The half-time period in a match is not just about refuelling and physical therapy. It’s a crucial time for the coach and team to gather their thoughts and prepare mentally for the challenges of the second half.

Looking back to half-time in the 2005 European Champions League final, with Liverpool 3-0 down to AC Milan, according to his Liverpool colleagues, captain Steven Gerrard was distraught and was ready to concede defeat. Afterwards, all he could remember of half-time was the manager getting his pen out, writing down the changes he wanted on the board and telling the team to try and get an early goal, as that could make the opposition nervous. But Gerrard said he just couldn’t concentrate – but that one thought stuck in his mind.

And they got that early goal and Liverpool went on to draw the game and win on penalties.

Because you only get a very short amount of time tell your players one or two things that can help influence the second half – just like Gerrard and the early goal, and is the only direct opportunity the coach will have to speak to all the players and to influence the second-half performance and result.

What you tell them will, of course, depend on the score and the coach’s perspective of the match. You must also take in other factors, such as the context of the game – eg is it a cup match in which the loser gets knocked out? Is it a league game and what are the league positions of the teams contesting the game? Is one team an overwhelming favourite to win the game? Is the team winning but not performing well?

These will help you decide what to say to your team, just make sure it’s positive. A coach I know once said: “Don’t get too carried away, this lot you’re playing aren’t very good.” His team were winning 4-0 at half time and went on to lose!

Here’s the hightlights from the 2005 European final



England-Germany: the first two goals were classic schoolboy errors

The final third of the pitch should the hardest part for a team to work in because it will be defended with tigerish effort. Even in youth games the attackers, outnumbered by defenders will have to work hard to create goals – unless England are defending it, in which case they make it as easy for the opposition to score.

This was the case in the World Cup 2010 round of 16 game between England and Germany. But it is worth examining the goals because they hightlight errors made by defenders in youth soccer.

German attacker Miroslav Klose’s goal was one you often see on in youth matches – a big punt up field from the goal kick, over the stationary centre-half’s head and bang, 1-0. Matthew upson was outmanouvered and outfought for the ball.

The second was not much better, the England right back Glenn Johnson was forced to cover the central defenders position because again they had gone missing. This left a vacant right-back spot which attacker Lukas Podolski exploited, he even had time to take a touch before sending the ball past David James in England’s goal.

Two classic examples of how to create goals – the long ball and dragging defenders out of position.

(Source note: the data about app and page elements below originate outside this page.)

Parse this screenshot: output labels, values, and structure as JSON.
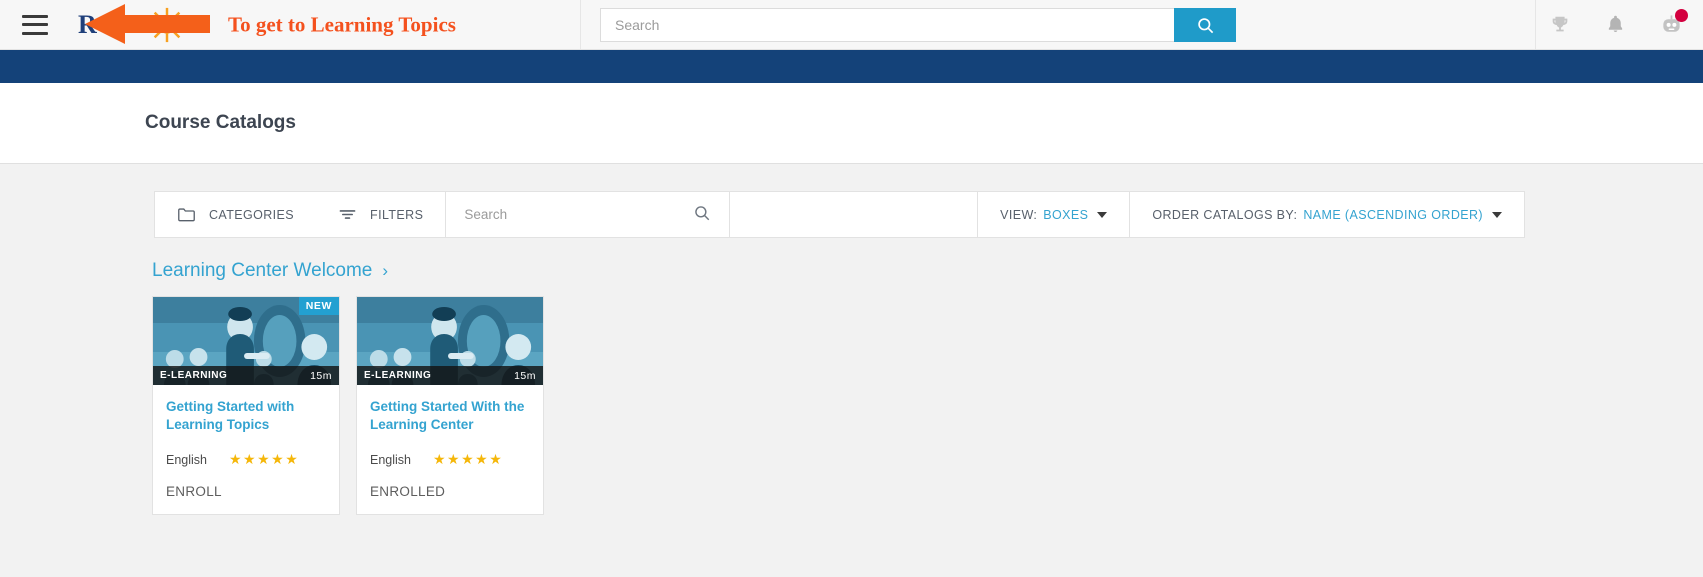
{
  "topbar": {
    "menu_icon": "hamburger-icon",
    "brand_text": "R",
    "annotation_text": "To get to Learning Topics",
    "annotation_color": "#f4511e",
    "search": {
      "placeholder": "Search",
      "value": "",
      "button_icon": "search-icon"
    },
    "icons": [
      {
        "name": "trophy-icon",
        "badge": false
      },
      {
        "name": "bell-icon",
        "badge": false
      },
      {
        "name": "assistant-robot-icon",
        "badge": true
      }
    ]
  },
  "band": {
    "color": "#144279"
  },
  "header": {
    "title": "Course Catalogs"
  },
  "toolbar": {
    "categories_label": "CATEGORIES",
    "categories_icon": "folder-icon",
    "filters_label": "FILTERS",
    "filters_icon": "filter-icon",
    "search": {
      "placeholder": "Search",
      "value": "",
      "icon": "search-icon"
    },
    "view_label": "VIEW:",
    "view_value": "BOXES",
    "order_label": "ORDER CATALOGS BY:",
    "order_value": "NAME (ASCENDING ORDER)",
    "accent_color": "#34a3d0"
  },
  "catalog": {
    "section_title": "Learning Center Welcome",
    "section_chevron": "›",
    "cards": [
      {
        "title": "Getting Started with Learning Topics",
        "type_label": "E-LEARNING",
        "duration": "15m",
        "badge": "NEW",
        "language": "English",
        "rating": 5,
        "action": "ENROLL"
      },
      {
        "title": "Getting Started With the Learning Center",
        "type_label": "E-LEARNING",
        "duration": "15m",
        "badge": "",
        "language": "English",
        "rating": 5,
        "action": "ENROLLED"
      }
    ]
  }
}
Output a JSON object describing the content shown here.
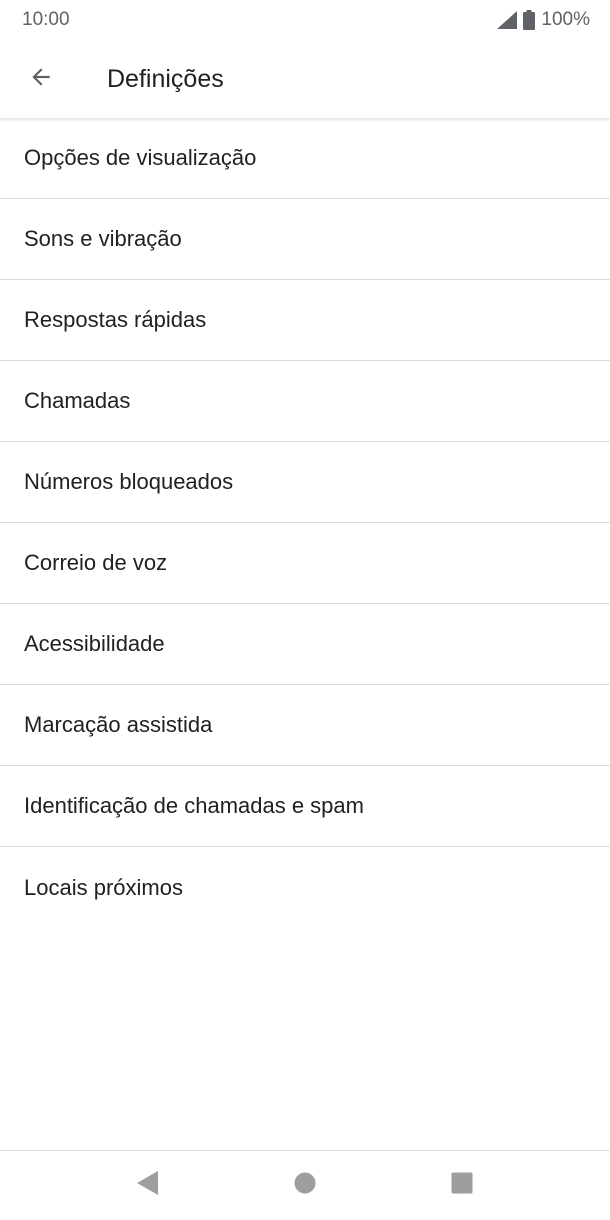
{
  "status_bar": {
    "time": "10:00",
    "battery_text": "100%",
    "icons": [
      "signal-icon",
      "battery-icon"
    ]
  },
  "app_bar": {
    "title": "Definições",
    "back_icon": "arrow-back-icon"
  },
  "settings": {
    "items": [
      {
        "label": "Opções de visualização"
      },
      {
        "label": "Sons e vibração"
      },
      {
        "label": "Respostas rápidas"
      },
      {
        "label": "Chamadas"
      },
      {
        "label": "Números bloqueados"
      },
      {
        "label": "Correio de voz"
      },
      {
        "label": "Acessibilidade"
      },
      {
        "label": "Marcação assistida"
      },
      {
        "label": "Identificação de chamadas e spam"
      },
      {
        "label": "Locais próximos"
      }
    ]
  },
  "nav_bar": {
    "icons": [
      "nav-back-icon",
      "nav-home-icon",
      "nav-recents-icon"
    ]
  },
  "colors": {
    "text_primary": "#202124",
    "text_secondary": "#5f6368",
    "divider": "#dadce0",
    "nav_icon": "#9e9e9e"
  }
}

Click here to watch the goals



Soccer stars and their cars

Further to my blog on Stephen Ireland and his cars I there might be a few of you out there interested in these stars and the cars they drive.

On this clip you can see the cars of Alonso, Ballack, Beckham, Campbell, Crouch, Del Pierrro, Drogba, Essien, Gerrard, Giggs, Henry, Ibrahimovic, van Nistelrooy, Rooney, Ronaldo, Shevchenko, Torres.




Follow

Get every new post delivered to your Inbox.

Join 4,330 other followers